The 2023 legislative session brought changes to how cities procure, and dispose of, city property. The following changes will become effective June 29, 2023:
1. Increase in Bidding Threshold
House Bill 522, a KLC-supported bill, amends both the general bidding statute (KRS 424.260) and the Kentucky Model Procurement Code (KRS 45A.385) relating to procurement.
If a city operates under the general bidding statute, the threshold for which a newspaper advertisement for bids is required increased from $30,000 to $40,000. Therefore, a city will not be required to publish an advertisement for bids unless they are making a contract, lease, or other agreement over $40,000 for:
Some cities adopt the minimum bid threshold by city ordinance. Please check your city ordinance to determine whether it should be amended to take advantage of the higher minimum bid threshold.
Likewise, cities that have adopted the Kentucky Model Procurement Code can use the small purchase procedures without competitive bidding under KRS 45A.385 to purchase goods and services under $40,000. KRS 45A.385 requires the city to have written small purchase procedures which are available to the public.
2. Exemption to Bidding Requirements
House Bill 393, a KLC initiative, creates new exemptions in KRS Chapter 82 for bidding under KRS 424.260 (the general bidding statute) and KRS 45A.345 to 45.460 (Kentucky Model Procurement Code). The new exemptions to bidding available to cities, urban county governments, and consolidated local governments are as follows:
If the product or service fits under one of these new exemptions, the city is not required to bid the product or service competitively.
3. State Residential Bidder Preference
House Bill 393 amends 45A.490 to 45A.494 to remove local governments from the requirements to participate in the state residential bidder preference statutes. Currently, cities are required to give a resident bidder preference over a non-resident bidder registered in any state that gives or requires a preference to bidders from that state on any contract being awarded. Additionally, cities are currently required to make the residential bidder preference part of the solicitation or advertisement for bids.
The legislation changes “public agency” to “governmental body,” which KRS 45A.030 defines as “any department, commission, council, board, bureau, committee, institution, legislative body, agency, government corporation, or other establishments of the executive or legislative branch of state government.” Therefore, cities are no longer required to comply with KRS 45A.490 to KRS 45A.494.
4. Disposition of Service Animals
Under House Bill 393, an animal used in service by the city may be given to the animal’s primary handler or trainer without the payment of compensation when the animal is no longer capable of performing service to the city.
Prior to this change, there was not a clear avenue for handlers to retain their retired service animals unless they were determined to have no value. Now, the law specifically allows the animal’s primary handler or trainer to retain the animal after its service to the city is complete.
5. Disposal of Property Which Has No or Negligible Value

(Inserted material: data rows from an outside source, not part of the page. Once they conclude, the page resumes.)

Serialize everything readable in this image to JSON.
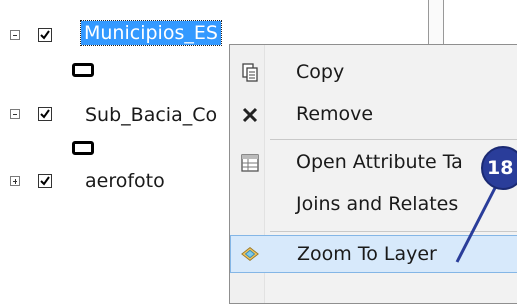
{
  "toc": {
    "layers": [
      {
        "name": "Municipios_ES",
        "checked": true,
        "expanded": true,
        "selected": true
      },
      {
        "name": "Sub_Bacia_Co",
        "checked": true,
        "expanded": true,
        "selected": false
      },
      {
        "name": "aerofoto",
        "checked": true,
        "expanded": false,
        "selected": false
      }
    ]
  },
  "context_menu": {
    "items": [
      {
        "label": "Copy",
        "icon": "copy-icon"
      },
      {
        "label": "Remove",
        "icon": "remove-icon"
      },
      {
        "label": "Open Attribute Ta",
        "icon": "attribute-table-icon"
      },
      {
        "label": "Joins and Relates",
        "icon": ""
      },
      {
        "label": "Zoom To Layer",
        "icon": "zoom-to-layer-icon",
        "highlighted": true
      }
    ]
  },
  "callout": {
    "number": "18"
  },
  "colors": {
    "selection": "#3399ff",
    "menu_highlight": "#d7e9fb",
    "callout": "#2a3d9a"
  }
}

House Bill 393 also clarifies that a city may dispose of garbage or items of no value without first going through the surplus property declarations in KRS 82.083. Also, if, pursuant to an independent appraisal, an item has negligible value, the item(s) can be sold for scrap or disposed of as garbage in a manner consistent with the public interest.
“Independent appraisal” means an appraisal made by:
a. an individual or organization not affiliated with the city or its employees using a generally accepted national or professional standard; or
b. a city’s officers or employees using a nationally published valuation of the property based on the most recent edition of the publication.
Now cities can dispose of items clearly identified as garbage without having to follow the declaration process in KRS 82.083.
6. Disposal of Property valued at less than $10,000
Currently, the law allows a city to sell city surplus property valued at $5,000 or less (pursuant to an independent appraisal as defined above) for fair market value without going through a competitive process. The property cannot be sold to a city officer, employee, or family member of a city officer or employee as defined in the city’s ethics ordinance. House Bill 393 increases that $5,000 threshold to $10,000. After the law takes effect, cities can make a surplus declaration and sell property valued at $10,000 or less for fair market value without going through an otherwise competitive process.
Please note these legislative changes go into effect on June 29, 2023, pursuant to OAG 23-03. Contact the KLC Municipal Law Department with any questions.
As a reminder, KLC hosts a webpage where cities can post their intended surplus property. If you have property your cities intend to dispose of or your city is in the market for certain items, please visit our site.